I’m thinking about doing different sets of enemies, each with a distinct style. This screenshot shows some of the first set I’ve been working on. It’s all still early work, but comments are welcome. smile.gif

Aural Fighter enemy showcase

Enemies approaching!

Block Breaker: breaking blocks & pathfinding

Breaking away blocks now actually works! I had to implement some pathfinding to pull it off: I’ve used vertices as nodes and edge lengths as path costs, to find the block with the smallest enclosing, from a given start and end vertex (the intersection points). It does the job quite nicely now:

Block Breaker

I’ve ported this game to C++, using Haaf’s Game Engine, partly because it ran too slow in Python (after quite a bit of shooting around, of course), and partly because I needed a solid debugger for further progress. The whole project is now quite a bit past it’s prototyping stage anyway: I know what kinds of issues I need to solve, and I know how I can solve most of them:

  • removing any leftover edges in the old shape – a few comparisons between the two blocks should tell which edges have become obsolete
  • making some other edges border edges – again, just a few comparisons
  • making sure the new block doesn’t have it’s edges inverted – in some cases, new blocks have inverted edges, and I don’t know yet how I’ll solve this
  • determining when a loose path should become part of the new block – this one is more tricky, but I think comparing angles between edges should suffice
  • determining the surface of the new block – tricky, I think I’m going to triangulate the shape and take the sum of the surfaces of the resulting triangles
  • determining the center of the new block – again, tricky, but triangulating the shape and taking the average center should do the job
  • and finally, some debugging here and here…
Block Breaker: breaking blocks & pathfinding

Back in action!

Game-development update

After a long blogging silence I’m back into blogging. The past few months I’ve been working on a game-design project, together with 3 fellow students. I was responsible for the programming. I’ve used Python and the Panda 3D engine, and I’m quite surprized by how fast I could get stuff up and running. I’ll surely be using Python more from now on. As for the game, I got a scriptable system up and running within a few weeks, to make life easier for the level-designers. In the end, it turned out to be quite usefull, and adding new game entities was a piece of cake.

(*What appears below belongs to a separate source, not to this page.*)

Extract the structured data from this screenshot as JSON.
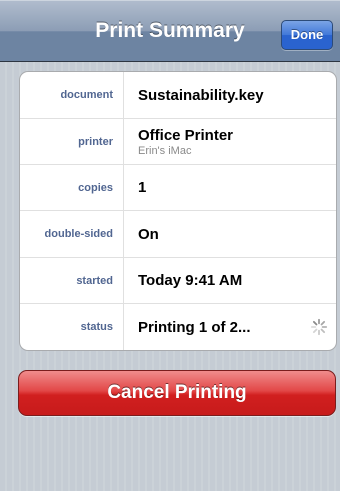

De Mensies

Of course, no project goes by without trouble. The collision system was somewhat stubborn to work with at first, and once I found my way around it, it turned out not to be 100% solid: sometimes, objects would fall out of the collision hull, and not even at too high speeds. I also was too optimistic in my planning, as polishing and bugfixing always take more time than you’d like.

Since one of my teammates continues to work on this game, I won’t put up a download. Right now, it only contains 2 levels anyway.

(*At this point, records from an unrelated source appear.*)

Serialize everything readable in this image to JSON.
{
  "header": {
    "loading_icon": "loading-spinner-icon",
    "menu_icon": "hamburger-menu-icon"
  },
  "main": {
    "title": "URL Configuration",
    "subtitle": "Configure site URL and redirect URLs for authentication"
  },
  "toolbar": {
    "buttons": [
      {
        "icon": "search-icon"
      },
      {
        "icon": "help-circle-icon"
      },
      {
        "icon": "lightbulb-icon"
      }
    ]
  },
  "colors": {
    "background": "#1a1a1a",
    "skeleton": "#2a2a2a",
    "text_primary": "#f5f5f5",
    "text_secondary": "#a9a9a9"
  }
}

De Mensies

Let the prototyping begin!

I’ve also started prototyping some small game idea’s of mine. My dedication span is too short for projects like Tar!, it seems, so this is how I’m trying to train myself to finish things: taking on small, fun projects and working them out into playable games. If one of these turns out to be really fun, then I’ll take the time to polish it into a fully fledged game.

I’ve got a small list of game idea’s that sound interesting, at least to me, so I can choose which one looks most promising – and doable. Right now, I’m working on something that I call Block Breaker for now. It’s a sort of asteroids top-down shooter, but rather than firing shots at asteroids and decreasing their life, you fire cracks in them to fragment them into smaller pieces. Small pieces become unstable and will eventually vaporize, but you shouldn’t collide with the large blocks, obviously.

Currently, I can fire cracks into blocks, but I haven’t completely figured out how to create fragment pieces when a crack crosses some existing cracks. Test-phace screenshot:

Block Breaker

That’s all for now. Seeya! :)

Back in action!